RECORDS PROVIDED:
* * *

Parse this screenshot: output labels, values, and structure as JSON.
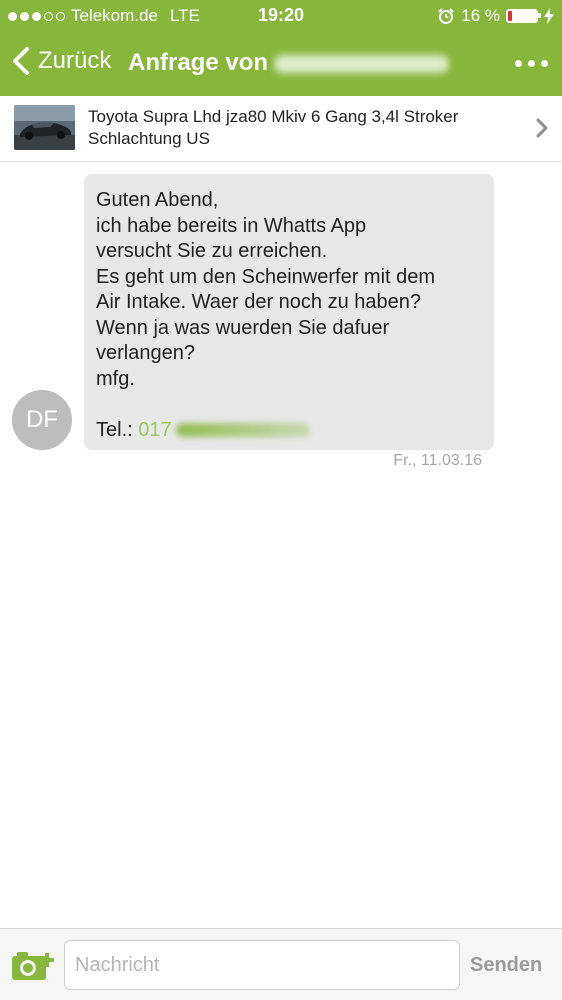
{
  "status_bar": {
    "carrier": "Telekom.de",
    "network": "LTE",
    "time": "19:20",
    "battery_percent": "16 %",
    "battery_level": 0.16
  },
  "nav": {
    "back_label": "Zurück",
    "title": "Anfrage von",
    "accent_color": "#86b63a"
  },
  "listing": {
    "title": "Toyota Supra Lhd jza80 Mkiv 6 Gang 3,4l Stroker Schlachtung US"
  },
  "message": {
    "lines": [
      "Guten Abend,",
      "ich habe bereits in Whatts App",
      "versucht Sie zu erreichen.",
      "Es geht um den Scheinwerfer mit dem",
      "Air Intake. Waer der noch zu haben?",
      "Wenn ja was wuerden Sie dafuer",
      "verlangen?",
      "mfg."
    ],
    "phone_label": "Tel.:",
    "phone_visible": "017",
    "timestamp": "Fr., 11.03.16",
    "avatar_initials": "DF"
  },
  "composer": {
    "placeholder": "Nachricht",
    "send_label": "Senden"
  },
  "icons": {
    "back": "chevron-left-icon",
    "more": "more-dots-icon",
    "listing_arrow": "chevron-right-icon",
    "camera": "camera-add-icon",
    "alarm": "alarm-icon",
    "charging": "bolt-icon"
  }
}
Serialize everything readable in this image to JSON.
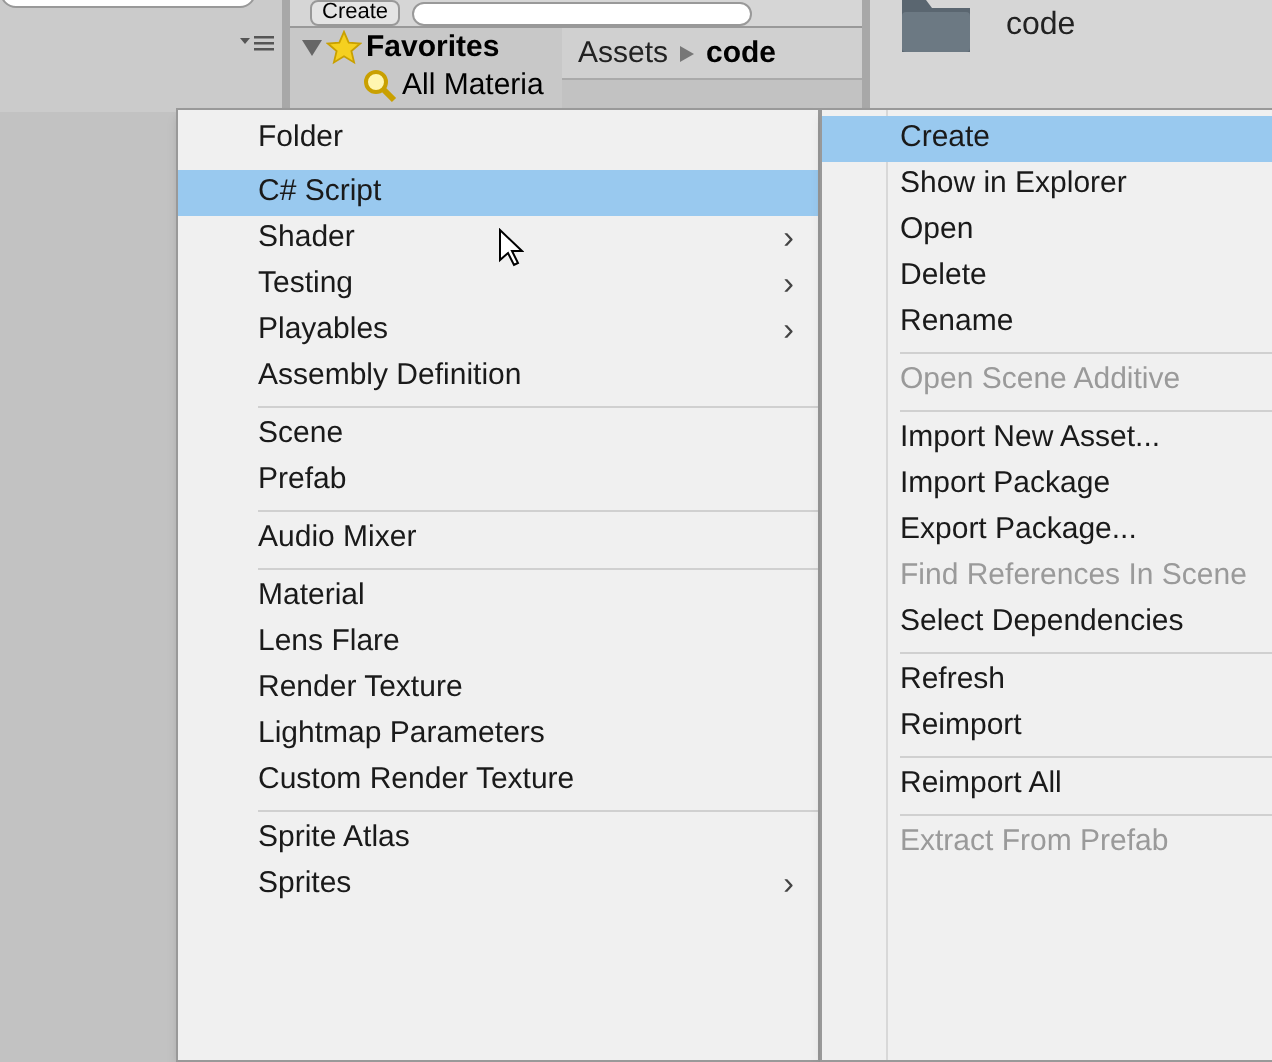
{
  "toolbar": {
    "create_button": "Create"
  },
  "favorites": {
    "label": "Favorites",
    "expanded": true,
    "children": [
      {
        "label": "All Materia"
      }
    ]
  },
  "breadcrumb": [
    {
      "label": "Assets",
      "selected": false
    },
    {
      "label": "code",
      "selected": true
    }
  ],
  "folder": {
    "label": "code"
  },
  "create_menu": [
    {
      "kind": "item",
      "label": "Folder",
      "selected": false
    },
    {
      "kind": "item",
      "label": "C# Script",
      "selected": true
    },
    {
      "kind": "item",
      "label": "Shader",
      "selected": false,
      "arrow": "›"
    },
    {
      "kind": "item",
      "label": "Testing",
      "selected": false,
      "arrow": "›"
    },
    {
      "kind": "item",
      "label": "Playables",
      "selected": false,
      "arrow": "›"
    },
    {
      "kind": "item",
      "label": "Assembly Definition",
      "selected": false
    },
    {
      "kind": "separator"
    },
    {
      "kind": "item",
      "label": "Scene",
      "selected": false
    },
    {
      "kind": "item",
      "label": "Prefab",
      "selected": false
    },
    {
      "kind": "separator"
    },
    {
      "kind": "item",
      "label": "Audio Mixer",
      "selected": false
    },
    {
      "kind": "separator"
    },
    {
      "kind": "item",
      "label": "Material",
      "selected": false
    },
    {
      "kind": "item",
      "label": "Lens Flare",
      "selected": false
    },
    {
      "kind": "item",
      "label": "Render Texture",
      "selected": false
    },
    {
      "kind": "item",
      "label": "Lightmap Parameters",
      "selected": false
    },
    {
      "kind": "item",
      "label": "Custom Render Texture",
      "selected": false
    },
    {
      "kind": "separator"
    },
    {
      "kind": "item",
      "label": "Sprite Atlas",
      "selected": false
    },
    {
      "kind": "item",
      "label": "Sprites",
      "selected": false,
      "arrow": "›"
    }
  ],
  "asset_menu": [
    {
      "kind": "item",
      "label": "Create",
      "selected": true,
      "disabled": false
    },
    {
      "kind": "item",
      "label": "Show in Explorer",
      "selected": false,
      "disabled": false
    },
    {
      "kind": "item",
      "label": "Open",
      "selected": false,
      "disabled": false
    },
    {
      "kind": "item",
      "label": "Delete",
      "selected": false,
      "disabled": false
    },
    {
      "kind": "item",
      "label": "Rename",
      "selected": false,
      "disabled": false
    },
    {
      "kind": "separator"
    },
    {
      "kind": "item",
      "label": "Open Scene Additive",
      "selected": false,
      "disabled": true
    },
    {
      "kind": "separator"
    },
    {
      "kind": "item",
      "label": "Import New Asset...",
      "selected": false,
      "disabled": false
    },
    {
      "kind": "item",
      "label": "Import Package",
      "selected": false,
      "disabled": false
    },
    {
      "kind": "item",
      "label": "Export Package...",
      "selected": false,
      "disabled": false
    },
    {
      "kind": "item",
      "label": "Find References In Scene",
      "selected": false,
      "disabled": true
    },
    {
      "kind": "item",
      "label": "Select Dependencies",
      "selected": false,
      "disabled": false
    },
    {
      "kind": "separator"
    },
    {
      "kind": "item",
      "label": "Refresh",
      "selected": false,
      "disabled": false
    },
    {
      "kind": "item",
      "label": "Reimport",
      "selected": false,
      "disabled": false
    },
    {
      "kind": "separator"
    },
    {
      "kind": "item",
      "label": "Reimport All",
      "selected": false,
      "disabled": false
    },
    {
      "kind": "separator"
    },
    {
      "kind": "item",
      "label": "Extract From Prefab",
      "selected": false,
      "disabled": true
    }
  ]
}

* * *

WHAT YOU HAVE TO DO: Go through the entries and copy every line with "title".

EXPECTED OUTPUT:
    "title": "Anfrage von",
    "title": "Toyota Supra Lhd jza80 Mkiv 6 Gang 3,4l Stroker Schlachtung US"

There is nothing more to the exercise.